Monday, July 23, 2012

Staying Healthy and Avoiding Triggers

It is possible, other than medications, to aid in mood stability. In conjunction with taking your medication(s), psychotherapy, self-management techniques, which I will address later, and avoiding outside triggers, stabilizing your mood is possible. Fortunately coping in society is 100% possible. I personally have discovered and am still discovering healthy ways and self-management techniques to assist with my stability. Additionally, monitoring my sleep is SO important. I need to make sure every night I go to bed on time, and take my initial does of medication at 6:00pm; otherwise, I will sleep until 1:00pm. Clozaril makes me sleep 12-14 hours a night. It SUCKS!!! 

One factor for contributing to relapse is stress. This can be a huge trigger and destabilize. Reducing stress as much as possible really helps. Way in which I do this includes exercising, relaxing, and eating healthy. Some folks find meditation and yoga helps, but I have not tried this before. As I have experienced, there are ups and downs in my life, and I cannot say that it is also easy and that the road had no potholes. However, I do not feel doomed, and shackled for the rest of my life! 

As I have experienced now and in the past that there are “red” flags. For example, my psychiatrist put me on a stimulant for my ADHD. For those that do not know, if a person is Bipolar, prescribed a stimulant, such as Adderall, can cause manic and rapid cycling episodes to occur. Particularly if a person is not stabilized with a mood disorder. I am not a medical doctor, so everything I am saying is based on my experience and personal opinion. 

Some questions I constantly ask to myself: Is my mood stable right now, have I noticed any severe manic or depression symptoms? What trigger my moods, and have I been staying away from these triggers? Can I make sure I can diminish my chances for destabilization? For me personally I self manage by tracking my moods daily, by using a mood chart. This also proves beneficial when I meet with my psychiatrist so that she can see how stable or unstable I have been. Which in turn also helps with adjusts, if needed, with my medication. Another point I would like to make, is if you have a mood disorder, and do not track your mood, think make….do you clearly remember your mood yesterday, the day before, last week. Assessing my behavior and moods has become second nature to me. Sometimes I do get paranoid a little around folks who know I have bipolar disorder. I tend to ask myself when around them, how is my behavior and how am I being perceived. What if I am manic and don’t notice, what if I am depressed and not sociable? These questions are constantly in my head! 

For me, as well, there are questions I am constantly asking myself, to ensure that I am remaining stable. I also ask my friends and family to have these questions in the back of their mind when interacting with me. Some of this includes: Am I talking a lot? Jumping from topic to topic? Not sleeping as much? Sleeping too much? Keep to myself for more? This is only a summary of the questions that arise. Someone times it is harder for me to look in rather than look out at yourself. Thus, making it important those close to you are also monitoring your mood and actions as well. 

Another suggestion that I have found usual, and others too, is building a support network. This includes friends, family, and others diagnosed with a mental illness.
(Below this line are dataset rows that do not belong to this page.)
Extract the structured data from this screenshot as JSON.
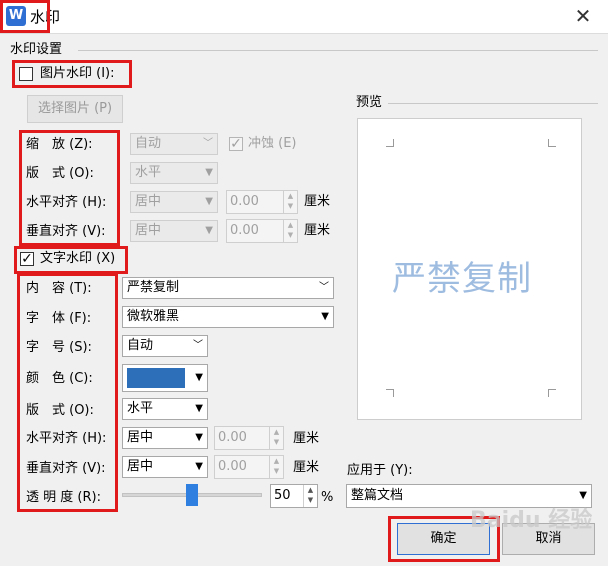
{
  "title": {
    "app_icon": "W",
    "text": "水印",
    "close": "✕"
  },
  "group": {
    "label": "水印设置"
  },
  "picture": {
    "checkbox_label": "图片水印 (I):",
    "checked": false,
    "select_button": "选择图片 (P)",
    "scale_label": "缩　放 (Z):",
    "scale_value": "自动",
    "washout_label": "冲蚀 (E)",
    "washout_checked": true,
    "layout_label": "版　式 (O):",
    "layout_value": "水平",
    "halign_label": "水平对齐 (H):",
    "halign_value": "居中",
    "halign_offset": "0.00",
    "halign_unit": "厘米",
    "valign_label": "垂直对齐 (V):",
    "valign_value": "居中",
    "valign_offset": "0.00",
    "valign_unit": "厘米"
  },
  "text": {
    "checkbox_label": "文字水印 (X)",
    "checked": true,
    "content_label": "内　容 (T):",
    "content_value": "严禁复制",
    "font_label": "字　体 (F):",
    "font_value": "微软雅黑",
    "size_label": "字　号 (S):",
    "size_value": "自动",
    "color_label": "颜　色 (C):",
    "color_value": "#2d6fb8",
    "layout_label": "版　式 (O):",
    "layout_value": "水平",
    "halign_label": "水平对齐 (H):",
    "halign_value": "居中",
    "halign_offset": "0.00",
    "halign_unit": "厘米",
    "valign_label": "垂直对齐 (V):",
    "valign_value": "居中",
    "valign_offset": "0.00",
    "valign_unit": "厘米",
    "transparency_label": "透 明 度 (R):",
    "transparency_value": "50",
    "transparency_unit": "%"
  },
  "preview": {
    "label": "预览",
    "watermark_text": "严禁复制"
  },
  "apply": {
    "label": "应用于 (Y):",
    "value": "整篇文档"
  },
  "buttons": {
    "ok": "确定",
    "cancel": "取消"
  },
  "overlay": {
    "watermark_brand": "Baidu 经验"
  }
}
For me personally for the first couple of years I found it difficult to rely on my friends and family for support. Not because they were not there for me but because they did not “get it.”  However, I too was just learning about it. 

**Additionally another suggestion is to contact your local Depressive Manic Depressive Association (DMDA) to identify local support groups.

If there is not one in your area, there is a link on this website that provides suggestions and help for starting your own support group. While at first the membership may be low, eventually folks will come out of the woodwork and reach out! Research has shown that individuals diagnosed with a mental illness who have some sort of support network stay healthy and do better. So if it's finding a support group, checking out resources online, as well as online blog or mental illness "talk" forums, there's help out there.

**Bipolar Support Group:
How do you avoid triggers, still healthy, or utilize outside resources?

Bipolar Betty

**These resources I have utilized....I don't have any connection to these websites, I've just suggested them because they have helped me.